A bunny needs space & a Hutch is simply not enough. Some second hand carpet, carpet tiles or kids rubber mats all make great bases, then add the entertainment. Sea-grass mats, cardboard boxes, cat posts, old baby toys will all entertain your bunny. Bunnies need a soft floor so that they don’t get sore hocks, which happens if they are on a hard surface like timber, vinyl or concrete floors. An area in the family room is idea as you’re bunny will stay socialized and part of the family.


We have all heard of the saying “Breeding like Rabbits” well it is very true that rabbits will not only have large litters but many of them. Unlike cats & dogs rabbits don’t have a season, a female bunny (Doe) comes into season as soon as she smells an entire male bunny (Buck). A Doe can become pregnant again as soon as she has had a litter, aside from potentially hundreds of new bunnies, this is terribly bad for the Doe who won’t live very long. Once a bunny hits puberty, the boys like to “mark” everything they love & that may well include you, while the girls tend to get hormonal & grumpy, as they want babies which is what nature intended. De-sexing will give you back that gorgeous bundle of fluff.


Because Bunnies are prey animals, that is, they don’t hunt any animal but are the ones that are hunted; they tend to hide illness incredibly well. For this reason you need to know you’re bunnies usual behaviors. If your bunny usually charges towards the feeding area before you even get there with the greens or pellets & suddenly doesn’t, then you need to act. Bunny either goes to a bunny savvy Vet or if it is late at night, you need to be able to administer first aid. Your bunny savvy Vet can help you with all of the things you will need to know.

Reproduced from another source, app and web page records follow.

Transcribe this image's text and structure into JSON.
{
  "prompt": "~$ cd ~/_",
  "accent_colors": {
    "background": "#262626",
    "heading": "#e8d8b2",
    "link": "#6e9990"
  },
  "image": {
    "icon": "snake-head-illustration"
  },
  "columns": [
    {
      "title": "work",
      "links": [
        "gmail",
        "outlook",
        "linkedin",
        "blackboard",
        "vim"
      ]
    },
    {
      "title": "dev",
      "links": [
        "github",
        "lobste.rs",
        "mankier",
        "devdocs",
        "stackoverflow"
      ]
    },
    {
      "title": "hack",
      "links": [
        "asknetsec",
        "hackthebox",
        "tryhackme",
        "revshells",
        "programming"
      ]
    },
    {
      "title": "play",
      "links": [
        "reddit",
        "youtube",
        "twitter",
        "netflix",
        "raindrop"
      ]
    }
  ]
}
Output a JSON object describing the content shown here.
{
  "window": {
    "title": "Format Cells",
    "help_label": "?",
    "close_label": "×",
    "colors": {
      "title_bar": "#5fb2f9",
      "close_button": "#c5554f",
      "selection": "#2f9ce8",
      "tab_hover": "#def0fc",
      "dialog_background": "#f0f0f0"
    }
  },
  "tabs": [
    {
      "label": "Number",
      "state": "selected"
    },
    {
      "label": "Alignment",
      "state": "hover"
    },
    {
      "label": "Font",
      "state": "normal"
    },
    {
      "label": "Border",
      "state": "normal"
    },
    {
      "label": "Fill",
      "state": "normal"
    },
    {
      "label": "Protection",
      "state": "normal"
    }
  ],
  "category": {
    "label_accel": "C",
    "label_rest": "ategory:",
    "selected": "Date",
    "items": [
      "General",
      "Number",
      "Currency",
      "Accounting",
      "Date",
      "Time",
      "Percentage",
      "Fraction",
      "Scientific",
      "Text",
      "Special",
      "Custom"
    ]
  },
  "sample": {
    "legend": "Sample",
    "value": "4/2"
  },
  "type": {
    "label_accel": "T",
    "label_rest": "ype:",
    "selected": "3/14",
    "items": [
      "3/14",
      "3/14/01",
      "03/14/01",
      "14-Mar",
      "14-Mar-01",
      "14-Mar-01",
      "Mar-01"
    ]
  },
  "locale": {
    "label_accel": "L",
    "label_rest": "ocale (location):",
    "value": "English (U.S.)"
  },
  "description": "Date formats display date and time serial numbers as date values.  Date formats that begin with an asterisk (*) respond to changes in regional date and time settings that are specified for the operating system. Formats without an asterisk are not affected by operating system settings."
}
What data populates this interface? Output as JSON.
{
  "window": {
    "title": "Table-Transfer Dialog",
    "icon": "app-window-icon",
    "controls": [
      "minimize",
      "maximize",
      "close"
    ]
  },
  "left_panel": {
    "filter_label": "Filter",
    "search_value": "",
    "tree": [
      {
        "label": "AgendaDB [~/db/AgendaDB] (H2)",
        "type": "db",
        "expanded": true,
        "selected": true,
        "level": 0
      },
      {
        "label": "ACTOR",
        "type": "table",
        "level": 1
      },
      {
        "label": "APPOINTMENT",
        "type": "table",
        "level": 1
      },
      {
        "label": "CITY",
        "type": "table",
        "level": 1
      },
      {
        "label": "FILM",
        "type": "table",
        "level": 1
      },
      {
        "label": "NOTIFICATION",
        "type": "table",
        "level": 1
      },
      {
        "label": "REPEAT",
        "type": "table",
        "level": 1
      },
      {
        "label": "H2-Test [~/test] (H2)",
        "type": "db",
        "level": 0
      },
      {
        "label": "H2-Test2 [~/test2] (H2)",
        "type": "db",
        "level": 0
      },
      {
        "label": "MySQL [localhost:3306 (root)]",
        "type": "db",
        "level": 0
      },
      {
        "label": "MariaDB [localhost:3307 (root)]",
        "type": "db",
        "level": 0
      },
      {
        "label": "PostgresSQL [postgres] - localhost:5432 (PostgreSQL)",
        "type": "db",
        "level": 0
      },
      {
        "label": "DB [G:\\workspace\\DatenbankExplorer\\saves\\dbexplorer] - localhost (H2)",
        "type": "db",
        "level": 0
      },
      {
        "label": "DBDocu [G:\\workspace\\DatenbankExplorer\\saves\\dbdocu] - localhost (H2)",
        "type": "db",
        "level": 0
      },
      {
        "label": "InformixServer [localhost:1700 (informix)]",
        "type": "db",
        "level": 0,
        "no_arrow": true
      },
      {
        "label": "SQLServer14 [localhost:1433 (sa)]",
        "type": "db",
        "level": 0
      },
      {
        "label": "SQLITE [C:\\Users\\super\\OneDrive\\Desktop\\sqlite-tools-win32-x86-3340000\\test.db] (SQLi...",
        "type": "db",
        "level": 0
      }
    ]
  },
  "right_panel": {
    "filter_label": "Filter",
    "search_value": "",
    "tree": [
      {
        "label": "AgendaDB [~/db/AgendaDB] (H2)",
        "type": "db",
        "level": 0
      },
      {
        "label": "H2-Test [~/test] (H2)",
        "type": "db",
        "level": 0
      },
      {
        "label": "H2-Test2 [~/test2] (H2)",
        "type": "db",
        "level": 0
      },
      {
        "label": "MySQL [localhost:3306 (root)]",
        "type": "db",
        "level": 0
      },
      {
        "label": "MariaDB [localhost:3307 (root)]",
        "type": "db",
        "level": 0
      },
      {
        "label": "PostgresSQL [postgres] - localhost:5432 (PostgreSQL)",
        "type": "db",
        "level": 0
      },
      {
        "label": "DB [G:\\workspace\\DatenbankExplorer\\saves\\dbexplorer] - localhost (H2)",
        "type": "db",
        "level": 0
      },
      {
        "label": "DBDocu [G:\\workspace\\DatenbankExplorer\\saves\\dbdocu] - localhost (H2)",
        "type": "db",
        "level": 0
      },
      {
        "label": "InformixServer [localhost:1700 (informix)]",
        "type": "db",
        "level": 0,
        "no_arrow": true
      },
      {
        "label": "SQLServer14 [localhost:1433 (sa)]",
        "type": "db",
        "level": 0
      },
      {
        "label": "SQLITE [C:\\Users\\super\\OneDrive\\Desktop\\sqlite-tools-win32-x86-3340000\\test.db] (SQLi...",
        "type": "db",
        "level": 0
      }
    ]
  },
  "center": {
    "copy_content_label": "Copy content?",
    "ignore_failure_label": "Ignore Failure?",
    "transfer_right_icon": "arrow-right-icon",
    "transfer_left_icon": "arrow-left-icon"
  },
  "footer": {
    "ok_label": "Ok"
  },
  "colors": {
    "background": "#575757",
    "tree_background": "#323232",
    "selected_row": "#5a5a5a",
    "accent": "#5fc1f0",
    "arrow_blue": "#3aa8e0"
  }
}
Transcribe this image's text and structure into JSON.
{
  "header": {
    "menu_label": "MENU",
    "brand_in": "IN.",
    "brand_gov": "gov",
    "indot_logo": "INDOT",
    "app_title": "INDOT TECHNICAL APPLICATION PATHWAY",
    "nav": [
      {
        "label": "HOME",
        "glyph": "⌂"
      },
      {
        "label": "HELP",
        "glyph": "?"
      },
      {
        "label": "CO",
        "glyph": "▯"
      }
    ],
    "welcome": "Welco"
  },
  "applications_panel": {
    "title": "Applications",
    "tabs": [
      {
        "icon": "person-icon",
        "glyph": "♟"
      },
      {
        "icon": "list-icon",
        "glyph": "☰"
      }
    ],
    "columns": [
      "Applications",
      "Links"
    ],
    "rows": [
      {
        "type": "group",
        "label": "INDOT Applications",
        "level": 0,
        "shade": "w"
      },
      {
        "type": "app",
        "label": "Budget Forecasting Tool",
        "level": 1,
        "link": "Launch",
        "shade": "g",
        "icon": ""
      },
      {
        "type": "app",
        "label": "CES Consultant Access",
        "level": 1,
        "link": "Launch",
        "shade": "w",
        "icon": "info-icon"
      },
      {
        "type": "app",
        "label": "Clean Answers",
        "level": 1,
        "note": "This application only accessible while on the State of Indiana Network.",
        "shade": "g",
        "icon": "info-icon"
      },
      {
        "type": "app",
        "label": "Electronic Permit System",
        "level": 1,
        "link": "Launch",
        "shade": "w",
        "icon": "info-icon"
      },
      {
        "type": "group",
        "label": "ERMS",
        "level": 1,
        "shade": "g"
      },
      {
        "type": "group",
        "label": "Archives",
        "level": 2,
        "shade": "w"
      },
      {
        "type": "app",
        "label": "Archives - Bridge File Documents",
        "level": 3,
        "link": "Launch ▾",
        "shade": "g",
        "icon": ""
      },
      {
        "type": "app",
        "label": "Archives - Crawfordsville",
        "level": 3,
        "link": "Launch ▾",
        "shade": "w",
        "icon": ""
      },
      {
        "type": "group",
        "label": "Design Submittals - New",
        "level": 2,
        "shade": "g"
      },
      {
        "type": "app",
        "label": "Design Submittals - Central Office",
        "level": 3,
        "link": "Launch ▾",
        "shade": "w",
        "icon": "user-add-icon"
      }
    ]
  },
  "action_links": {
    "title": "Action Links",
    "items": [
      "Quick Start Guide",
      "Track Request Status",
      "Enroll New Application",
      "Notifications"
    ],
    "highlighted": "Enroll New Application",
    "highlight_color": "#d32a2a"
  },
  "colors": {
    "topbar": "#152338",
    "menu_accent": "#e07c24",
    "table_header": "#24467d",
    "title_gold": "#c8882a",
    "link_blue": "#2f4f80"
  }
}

One of the things that we, as members of the public, don’t realise is that not all vets are created equal.
In the UK bunnies are considered in the same way as dogs & cats, that is, as companion animals. In Australia they aren’t! They are considered an exotic pet, so the Vets have to do extra training to lean about bunnies. Unfortunately some Vets don’t confess to not knowing anything about bunnies & so you risk losing your precious fur baby. A Vet in this situation might suggest fasting your bunny prior to de-sexing, if so please don’t go back, a bunny should NEVER stop eating. Always know who your local bunny vet is, not only for the basics but to diagnose more serious issues.


Bunnies are often thought of as a cheap pet, but they are far from it. People think nothing of buying a bunny from a market or backyard breeder for $10 or $20, BUT you will know nothing about that cute little baby bunny. Is it a mixed breed, are the parents healthy, do they have teeth issues? Creating a mixed breed bunny (e.g.: dwarf & mini lop) can cause problems. If a bunnies teeth don’t meet properly you can be left with massive Vet bills. Good diet can sometimes keep this at bay, but not always. Then there is the de-sexing bill, the vaccination bill, the micro-chipping bill & we haven’t even talked food yet!


Bunnies come in all shapes & sized, but generally live for around 12 years, so they are a long term commitment.
The best way to get a really sound, healthy & well adjusted bunny is to Adopt. Most bunnies up for adoption from legitimate
rescue are already de-sexed, vaccinated & often micro-chipped as well. Some rescues even have their bunnies used to
being handled. Bunnies need good food, a lot of love & good companionship….but that is another brochure!